The data comes from two sources: 1) information from files at HCZ and 2) administrative data on student demographics and outcomes from the New York City Department of Education (NYCDOE). The experiment is to analyze the causal impact of attending the Promise Academy charter schools in HCZ on academic outcomes.
To ensure proper randomization, researchers excluded students with siblings who were lottery winners (since then siblings are automatically enrolled). The HCZ data were then matched to the New York City administrative data using last name, first name, date of birth, prior grade, etc. 69.6% of middle school and 59.9% of elementary school lottery winners enrolled in the Promise Academy for at least one year.
The results indicate that the Promise Academy charter schools are effective in increasing achievement as students in the middle school increased their math and ELA scores by 0.229 and 0.047 standard deviations respectively, using the 2SLS estimates, which is enough to close the black-white achievement gap in mathematics by ninth grade.
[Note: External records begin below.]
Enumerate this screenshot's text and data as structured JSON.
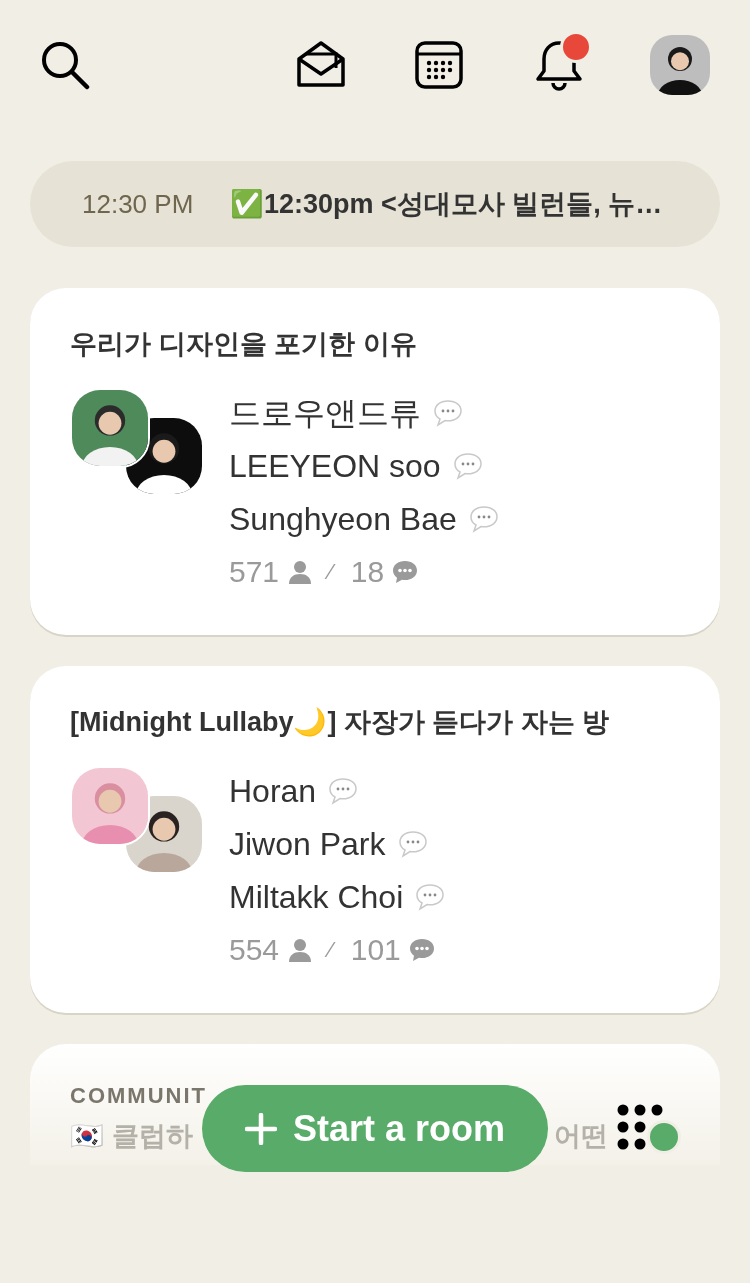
{
  "top_bar": {
    "notification_badge": true
  },
  "upcoming": {
    "time": "12:30 PM",
    "title": "✅12:30pm <성대모사 빌런들, 뉴…"
  },
  "rooms": [
    {
      "title": "우리가 디자인을 포기한 이유",
      "speakers": [
        "드로우앤드류",
        "LEEYEON soo",
        "Sunghyeon Bae"
      ],
      "listeners": "571",
      "separator": "⁄",
      "messages": "18"
    },
    {
      "title": "[Midnight Lullaby🌙] 자장가 듣다가 자는 방",
      "speakers": [
        "Horan",
        "Jiwon Park",
        "Miltakk Choi"
      ],
      "listeners": "554",
      "separator": "⁄",
      "messages": "101"
    }
  ],
  "partial_room": {
    "label": "COMMUNIT",
    "title_start": "🇰🇷 클럽하",
    "title_end": "어떤"
  },
  "start_button": "Start a room",
  "online_indicator": true
}
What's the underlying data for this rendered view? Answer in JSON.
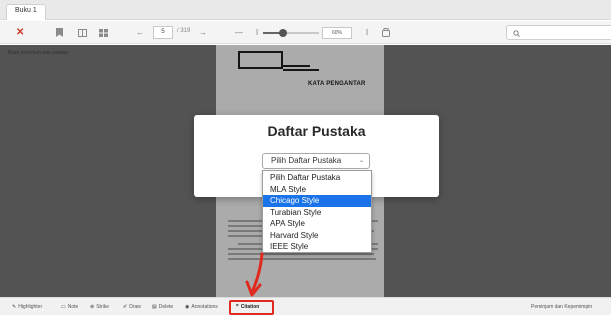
{
  "tabs": [
    {
      "label": "Buku 1"
    }
  ],
  "toolbar": {
    "close_icon": "close-icon",
    "page_current": "5",
    "page_total": "/ 319",
    "zoom": "60%",
    "search_icon": "search-icon",
    "zoom_level": 0.35
  },
  "reader": {
    "empty_notice": "Buku ini belum ada catatan",
    "page_heading": "KATA PENGANTAR"
  },
  "modal": {
    "title": "Daftar Pustaka",
    "select_value": "Pilih Daftar Pustaka",
    "options": [
      {
        "label": "Pilih Daftar Pustaka"
      },
      {
        "label": "MLA Style"
      },
      {
        "label": "Chicago Style"
      },
      {
        "label": "Turabian Style"
      },
      {
        "label": "APA Style"
      },
      {
        "label": "Harvard Style"
      },
      {
        "label": "IEEE Style"
      }
    ],
    "highlighted_option": "Chicago Style"
  },
  "bottombar": {
    "items": [
      {
        "icon": "pencil-icon",
        "label": "Highlighter"
      },
      {
        "icon": "note-icon",
        "label": "Note"
      },
      {
        "icon": "strike-icon",
        "label": "Strike"
      },
      {
        "icon": "draw-icon",
        "label": "Draw"
      },
      {
        "icon": "trash-icon",
        "label": "Delete"
      },
      {
        "icon": "eye-icon",
        "label": "Annotations"
      },
      {
        "icon": "quote-icon",
        "label": "Citation"
      }
    ],
    "right_label": "Peminjam dan Kepemimpin"
  },
  "colors": {
    "accent_red": "#e02a20",
    "selection_blue": "#1a73e8",
    "close_red": "#d0352b"
  }
}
In the elementary school, students increased their scores in math by 0.191 standard deviations and in ELA by 0.114 standard deviations, which is enough to close the achievement gap by third grade.
According to the second empirical test, the distance x cohort instrumental variable strategy for middle school indicates that the effect of attending the Promise Academy is 0.206 standard deviations in math and -0.054 in ELA; therefore, the estimate suggests that math scores will increase 0.618 standard deviations - having a significant impact on math scores but not on ELA scores. For elementary schools, the distance x cohort estimates that students at the Promise Academy gained 0.324 standard deviations in math and 0.420 in ELA for each year. Therefore, the increase in scores was noticeable even if students were not officially in the HCZ zone. And finally, siblings of enrolled lottery winners gained approximately 0.051 standard deviations in math and 0.087 standard deviations in ELA, which is smaller than those who were enrolled in the Promise Academy. Therefore, the experiment suggests that high-quality schools can be more effective than community programs alone.